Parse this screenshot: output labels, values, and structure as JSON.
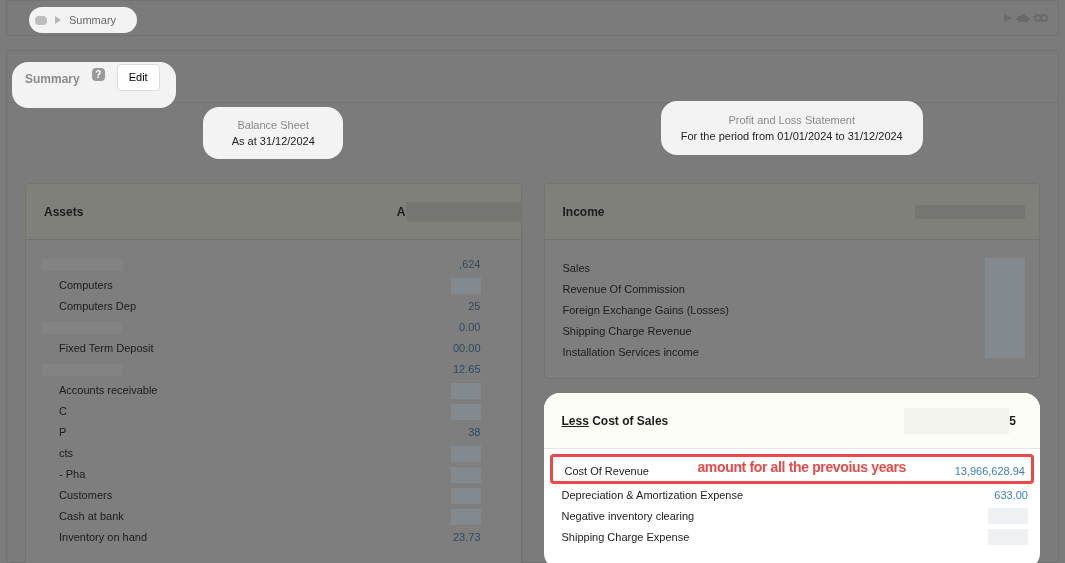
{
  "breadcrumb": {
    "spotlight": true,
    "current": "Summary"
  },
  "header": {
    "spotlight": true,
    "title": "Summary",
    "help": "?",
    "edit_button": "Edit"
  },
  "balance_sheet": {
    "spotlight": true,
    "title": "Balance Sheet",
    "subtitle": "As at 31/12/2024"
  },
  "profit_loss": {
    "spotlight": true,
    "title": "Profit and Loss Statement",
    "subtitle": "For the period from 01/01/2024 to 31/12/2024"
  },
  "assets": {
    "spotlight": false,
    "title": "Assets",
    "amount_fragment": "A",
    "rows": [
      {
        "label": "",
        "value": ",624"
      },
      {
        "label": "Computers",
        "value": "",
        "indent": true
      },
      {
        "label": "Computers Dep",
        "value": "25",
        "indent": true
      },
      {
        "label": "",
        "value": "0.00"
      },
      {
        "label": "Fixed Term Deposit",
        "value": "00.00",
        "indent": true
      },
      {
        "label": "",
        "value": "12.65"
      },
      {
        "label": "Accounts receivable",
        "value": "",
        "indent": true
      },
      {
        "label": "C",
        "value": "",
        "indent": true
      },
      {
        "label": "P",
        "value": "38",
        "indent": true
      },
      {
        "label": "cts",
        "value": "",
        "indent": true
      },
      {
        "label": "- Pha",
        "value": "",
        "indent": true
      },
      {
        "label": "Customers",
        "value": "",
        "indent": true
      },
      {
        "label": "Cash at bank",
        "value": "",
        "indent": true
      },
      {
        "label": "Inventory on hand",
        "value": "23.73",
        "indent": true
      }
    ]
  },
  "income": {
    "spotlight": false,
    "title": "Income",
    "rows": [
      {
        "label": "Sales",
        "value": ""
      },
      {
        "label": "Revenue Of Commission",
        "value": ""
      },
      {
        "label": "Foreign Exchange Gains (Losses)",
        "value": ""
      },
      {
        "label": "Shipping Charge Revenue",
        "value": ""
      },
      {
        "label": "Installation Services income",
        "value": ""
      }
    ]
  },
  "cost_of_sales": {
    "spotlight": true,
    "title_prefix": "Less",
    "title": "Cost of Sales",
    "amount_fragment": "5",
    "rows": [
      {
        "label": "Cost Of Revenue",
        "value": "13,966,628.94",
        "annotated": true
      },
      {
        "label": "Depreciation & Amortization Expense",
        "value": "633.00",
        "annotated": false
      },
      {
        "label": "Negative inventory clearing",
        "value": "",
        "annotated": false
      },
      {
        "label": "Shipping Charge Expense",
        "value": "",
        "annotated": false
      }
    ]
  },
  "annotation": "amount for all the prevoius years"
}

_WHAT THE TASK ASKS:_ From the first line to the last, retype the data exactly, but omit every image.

_TASK SOLUTION:_
Parse this screenshot: output labels, values, and structure as JSON.
{
  "breadcrumb": {
    "spotlight": true,
    "current": "Summary"
  },
  "header": {
    "spotlight": true,
    "title": "Summary",
    "help": "?",
    "edit_button": "Edit"
  },
  "balance_sheet": {
    "spotlight": true,
    "title": "Balance Sheet",
    "subtitle": "As at 31/12/2024"
  },
  "profit_loss": {
    "spotlight": true,
    "title": "Profit and Loss Statement",
    "subtitle": "For the period from 01/01/2024 to 31/12/2024"
  },
  "assets": {
    "spotlight": false,
    "title": "Assets",
    "amount_fragment": "A",
    "rows": [
      {
        "label": "",
        "value": ",624"
      },
      {
        "label": "Computers",
        "value": "",
        "indent": true
      },
      {
        "label": "Computers Dep",
        "value": "25",
        "indent": true
      },
      {
        "label": "",
        "value": "0.00"
      },
      {
        "label": "Fixed Term Deposit",
        "value": "00.00",
        "indent": true
      },
      {
        "label": "",
        "value": "12.65"
      },
      {
        "label": "Accounts receivable",
        "value": "",
        "indent": true
      },
      {
        "label": "C",
        "value": "",
        "indent": true
      },
      {
        "label": "P",
        "value": "38",
        "indent": true
      },
      {
        "label": "cts",
        "value": "",
        "indent": true
      },
      {
        "label": "- Pha",
        "value": "",
        "indent": true
      },
      {
        "label": "Customers",
        "value": "",
        "indent": true
      },
      {
        "label": "Cash at bank",
        "value": "",
        "indent": true
      },
      {
        "label": "Inventory on hand",
        "value": "23.73",
        "indent": true
      }
    ]
  },
  "income": {
    "spotlight": false,
    "title": "Income",
    "rows": [
      {
        "label": "Sales",
        "value": ""
      },
      {
        "label": "Revenue Of Commission",
        "value": ""
      },
      {
        "label": "Foreign Exchange Gains (Losses)",
        "value": ""
      },
      {
        "label": "Shipping Charge Revenue",
        "value": ""
      },
      {
        "label": "Installation Services income",
        "value": ""
      }
    ]
  },
  "cost_of_sales": {
    "spotlight": true,
    "title_prefix": "Less",
    "title": "Cost of Sales",
    "amount_fragment": "5",
    "rows": [
      {
        "label": "Cost Of Revenue",
        "value": "13,966,628.94",
        "annotated": true
      },
      {
        "label": "Depreciation & Amortization Expense",
        "value": "633.00",
        "annotated": false
      },
      {
        "label": "Negative inventory clearing",
        "value": "",
        "annotated": false
      },
      {
        "label": "Shipping Charge Expense",
        "value": "",
        "annotated": false
      }
    ]
  },
  "annotation": "amount for all the prevoius years"
}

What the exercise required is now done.